• _Work to be completed_
Which lines of the records below contain the string "samples"? Report each of them.

• _Data supplied_
──────

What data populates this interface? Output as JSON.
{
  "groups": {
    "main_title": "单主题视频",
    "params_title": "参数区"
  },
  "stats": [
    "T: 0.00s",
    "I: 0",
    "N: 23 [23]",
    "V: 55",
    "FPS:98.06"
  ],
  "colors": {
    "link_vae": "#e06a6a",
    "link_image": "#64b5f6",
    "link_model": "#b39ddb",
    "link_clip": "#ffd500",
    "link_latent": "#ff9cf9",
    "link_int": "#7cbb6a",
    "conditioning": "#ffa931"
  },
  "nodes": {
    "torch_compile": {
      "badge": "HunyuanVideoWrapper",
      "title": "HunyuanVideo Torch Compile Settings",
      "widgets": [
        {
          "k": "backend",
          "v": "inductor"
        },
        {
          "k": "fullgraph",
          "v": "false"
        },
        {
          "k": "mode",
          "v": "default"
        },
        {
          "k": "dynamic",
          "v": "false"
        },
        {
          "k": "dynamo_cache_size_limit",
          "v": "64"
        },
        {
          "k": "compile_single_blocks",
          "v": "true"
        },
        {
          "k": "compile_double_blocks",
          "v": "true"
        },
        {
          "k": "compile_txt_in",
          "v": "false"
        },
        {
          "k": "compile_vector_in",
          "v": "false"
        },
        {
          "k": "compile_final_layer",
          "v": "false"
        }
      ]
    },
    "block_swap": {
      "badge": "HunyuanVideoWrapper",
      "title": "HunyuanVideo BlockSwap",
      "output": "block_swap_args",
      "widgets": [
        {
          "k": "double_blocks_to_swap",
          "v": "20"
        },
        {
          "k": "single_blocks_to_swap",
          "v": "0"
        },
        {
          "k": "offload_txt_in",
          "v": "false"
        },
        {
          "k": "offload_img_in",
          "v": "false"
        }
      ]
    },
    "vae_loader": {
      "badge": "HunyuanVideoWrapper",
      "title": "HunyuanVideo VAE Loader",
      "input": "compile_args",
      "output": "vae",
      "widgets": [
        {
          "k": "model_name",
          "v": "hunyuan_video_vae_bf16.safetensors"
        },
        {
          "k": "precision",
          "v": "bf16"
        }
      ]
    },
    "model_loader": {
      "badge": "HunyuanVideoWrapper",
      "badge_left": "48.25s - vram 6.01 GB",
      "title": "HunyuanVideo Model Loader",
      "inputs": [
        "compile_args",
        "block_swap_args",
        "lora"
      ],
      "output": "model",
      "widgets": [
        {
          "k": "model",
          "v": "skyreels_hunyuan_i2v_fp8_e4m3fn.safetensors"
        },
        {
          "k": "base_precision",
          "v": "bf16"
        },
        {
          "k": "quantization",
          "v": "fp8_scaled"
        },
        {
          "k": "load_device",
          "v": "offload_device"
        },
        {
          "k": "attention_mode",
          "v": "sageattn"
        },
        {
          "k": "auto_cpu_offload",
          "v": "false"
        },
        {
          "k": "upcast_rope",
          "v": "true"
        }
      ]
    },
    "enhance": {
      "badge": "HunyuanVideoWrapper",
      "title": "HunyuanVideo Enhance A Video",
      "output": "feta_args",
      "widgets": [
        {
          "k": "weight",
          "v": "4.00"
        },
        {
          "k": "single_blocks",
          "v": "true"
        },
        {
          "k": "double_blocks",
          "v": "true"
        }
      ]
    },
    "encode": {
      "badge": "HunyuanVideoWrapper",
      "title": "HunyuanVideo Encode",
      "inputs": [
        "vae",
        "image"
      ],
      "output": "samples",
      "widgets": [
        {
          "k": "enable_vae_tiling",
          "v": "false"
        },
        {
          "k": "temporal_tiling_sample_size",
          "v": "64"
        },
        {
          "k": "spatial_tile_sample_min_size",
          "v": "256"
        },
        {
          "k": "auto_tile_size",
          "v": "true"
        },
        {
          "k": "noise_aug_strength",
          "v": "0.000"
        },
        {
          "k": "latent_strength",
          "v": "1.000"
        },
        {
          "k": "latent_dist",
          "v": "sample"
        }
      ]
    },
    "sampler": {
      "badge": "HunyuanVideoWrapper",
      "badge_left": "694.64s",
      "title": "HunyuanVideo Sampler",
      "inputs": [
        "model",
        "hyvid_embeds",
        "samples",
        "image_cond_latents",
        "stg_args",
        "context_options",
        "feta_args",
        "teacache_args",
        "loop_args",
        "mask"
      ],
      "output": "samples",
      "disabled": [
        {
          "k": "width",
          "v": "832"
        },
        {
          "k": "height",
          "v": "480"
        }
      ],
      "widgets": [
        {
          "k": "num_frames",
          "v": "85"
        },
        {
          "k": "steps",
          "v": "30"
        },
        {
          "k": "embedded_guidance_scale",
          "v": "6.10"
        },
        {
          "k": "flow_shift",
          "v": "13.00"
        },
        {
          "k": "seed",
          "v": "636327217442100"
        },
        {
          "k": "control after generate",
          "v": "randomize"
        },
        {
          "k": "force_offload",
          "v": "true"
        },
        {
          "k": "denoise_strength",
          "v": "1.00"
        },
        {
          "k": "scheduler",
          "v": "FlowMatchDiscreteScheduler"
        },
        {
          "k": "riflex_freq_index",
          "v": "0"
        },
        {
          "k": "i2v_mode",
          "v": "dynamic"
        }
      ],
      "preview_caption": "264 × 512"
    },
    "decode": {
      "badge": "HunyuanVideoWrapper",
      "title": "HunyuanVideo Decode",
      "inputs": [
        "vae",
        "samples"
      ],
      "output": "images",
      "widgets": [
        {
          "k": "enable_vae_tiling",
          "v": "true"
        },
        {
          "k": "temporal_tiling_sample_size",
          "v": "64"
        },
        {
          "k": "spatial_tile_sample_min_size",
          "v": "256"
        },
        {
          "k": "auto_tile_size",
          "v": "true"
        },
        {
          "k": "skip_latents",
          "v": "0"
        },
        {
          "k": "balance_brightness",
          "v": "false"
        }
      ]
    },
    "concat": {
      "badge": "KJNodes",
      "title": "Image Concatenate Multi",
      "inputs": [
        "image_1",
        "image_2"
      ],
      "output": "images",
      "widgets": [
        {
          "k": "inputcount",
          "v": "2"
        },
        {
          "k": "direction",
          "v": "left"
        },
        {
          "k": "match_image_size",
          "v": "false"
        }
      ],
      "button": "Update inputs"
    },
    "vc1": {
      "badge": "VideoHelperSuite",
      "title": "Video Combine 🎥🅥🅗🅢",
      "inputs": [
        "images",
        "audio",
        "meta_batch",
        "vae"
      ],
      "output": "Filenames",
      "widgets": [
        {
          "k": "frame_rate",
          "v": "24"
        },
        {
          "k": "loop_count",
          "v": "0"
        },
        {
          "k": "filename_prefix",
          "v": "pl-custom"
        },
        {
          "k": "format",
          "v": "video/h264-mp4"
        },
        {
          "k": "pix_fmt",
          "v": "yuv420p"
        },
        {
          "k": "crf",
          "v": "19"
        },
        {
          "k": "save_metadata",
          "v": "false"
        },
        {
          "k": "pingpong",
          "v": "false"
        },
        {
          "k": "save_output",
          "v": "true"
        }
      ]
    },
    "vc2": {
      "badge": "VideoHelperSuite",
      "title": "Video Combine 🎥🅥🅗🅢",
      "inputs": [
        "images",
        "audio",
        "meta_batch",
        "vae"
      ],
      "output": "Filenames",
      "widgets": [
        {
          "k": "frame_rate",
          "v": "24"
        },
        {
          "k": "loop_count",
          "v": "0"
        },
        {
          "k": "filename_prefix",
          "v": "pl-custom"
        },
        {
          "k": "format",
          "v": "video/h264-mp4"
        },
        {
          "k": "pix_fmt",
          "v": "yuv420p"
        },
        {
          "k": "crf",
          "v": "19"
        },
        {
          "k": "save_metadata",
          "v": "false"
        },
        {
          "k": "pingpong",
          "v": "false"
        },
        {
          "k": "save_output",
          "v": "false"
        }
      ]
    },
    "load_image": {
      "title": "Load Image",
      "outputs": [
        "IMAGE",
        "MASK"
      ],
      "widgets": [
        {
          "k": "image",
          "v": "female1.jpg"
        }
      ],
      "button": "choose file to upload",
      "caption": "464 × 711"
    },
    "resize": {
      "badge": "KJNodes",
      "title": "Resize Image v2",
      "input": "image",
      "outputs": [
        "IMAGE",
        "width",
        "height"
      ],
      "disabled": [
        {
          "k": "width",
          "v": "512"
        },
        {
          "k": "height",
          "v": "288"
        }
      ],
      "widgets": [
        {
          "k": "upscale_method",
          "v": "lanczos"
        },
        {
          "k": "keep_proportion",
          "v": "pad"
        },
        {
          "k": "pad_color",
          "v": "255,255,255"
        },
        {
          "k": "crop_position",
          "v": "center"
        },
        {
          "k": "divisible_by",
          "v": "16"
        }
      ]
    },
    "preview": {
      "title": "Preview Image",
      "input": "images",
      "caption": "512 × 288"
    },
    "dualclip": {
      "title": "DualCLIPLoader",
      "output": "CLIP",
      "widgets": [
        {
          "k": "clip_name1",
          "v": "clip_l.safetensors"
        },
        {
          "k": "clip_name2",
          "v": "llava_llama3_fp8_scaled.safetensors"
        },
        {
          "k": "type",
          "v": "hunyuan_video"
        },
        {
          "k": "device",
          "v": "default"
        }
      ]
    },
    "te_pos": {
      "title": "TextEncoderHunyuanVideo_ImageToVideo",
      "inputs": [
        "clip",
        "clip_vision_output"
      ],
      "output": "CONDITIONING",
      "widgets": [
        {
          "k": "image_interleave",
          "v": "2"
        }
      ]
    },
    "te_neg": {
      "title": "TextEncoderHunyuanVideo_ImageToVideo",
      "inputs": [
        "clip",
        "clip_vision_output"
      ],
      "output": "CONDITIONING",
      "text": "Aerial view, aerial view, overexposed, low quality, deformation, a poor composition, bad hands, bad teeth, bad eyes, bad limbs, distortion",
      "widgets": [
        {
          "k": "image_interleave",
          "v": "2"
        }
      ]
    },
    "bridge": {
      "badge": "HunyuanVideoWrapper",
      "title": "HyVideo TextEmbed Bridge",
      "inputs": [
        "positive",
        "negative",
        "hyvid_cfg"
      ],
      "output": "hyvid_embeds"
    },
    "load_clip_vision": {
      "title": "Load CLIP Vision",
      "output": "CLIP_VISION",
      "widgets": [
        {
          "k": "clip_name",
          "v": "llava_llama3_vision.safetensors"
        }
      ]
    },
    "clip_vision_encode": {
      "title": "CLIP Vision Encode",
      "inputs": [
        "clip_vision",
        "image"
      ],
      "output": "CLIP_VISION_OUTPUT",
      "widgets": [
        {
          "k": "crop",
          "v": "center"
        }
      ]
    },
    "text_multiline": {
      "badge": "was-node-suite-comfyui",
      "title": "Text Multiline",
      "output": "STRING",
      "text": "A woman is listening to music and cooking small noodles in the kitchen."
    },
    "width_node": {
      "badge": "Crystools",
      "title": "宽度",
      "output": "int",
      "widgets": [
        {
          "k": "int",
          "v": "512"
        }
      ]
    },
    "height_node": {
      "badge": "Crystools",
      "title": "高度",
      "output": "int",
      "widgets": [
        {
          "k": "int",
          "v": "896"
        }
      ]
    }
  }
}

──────

• _Worked solution_
      "output": "samples",
        "samples",
      "output": "samples",
        "samples"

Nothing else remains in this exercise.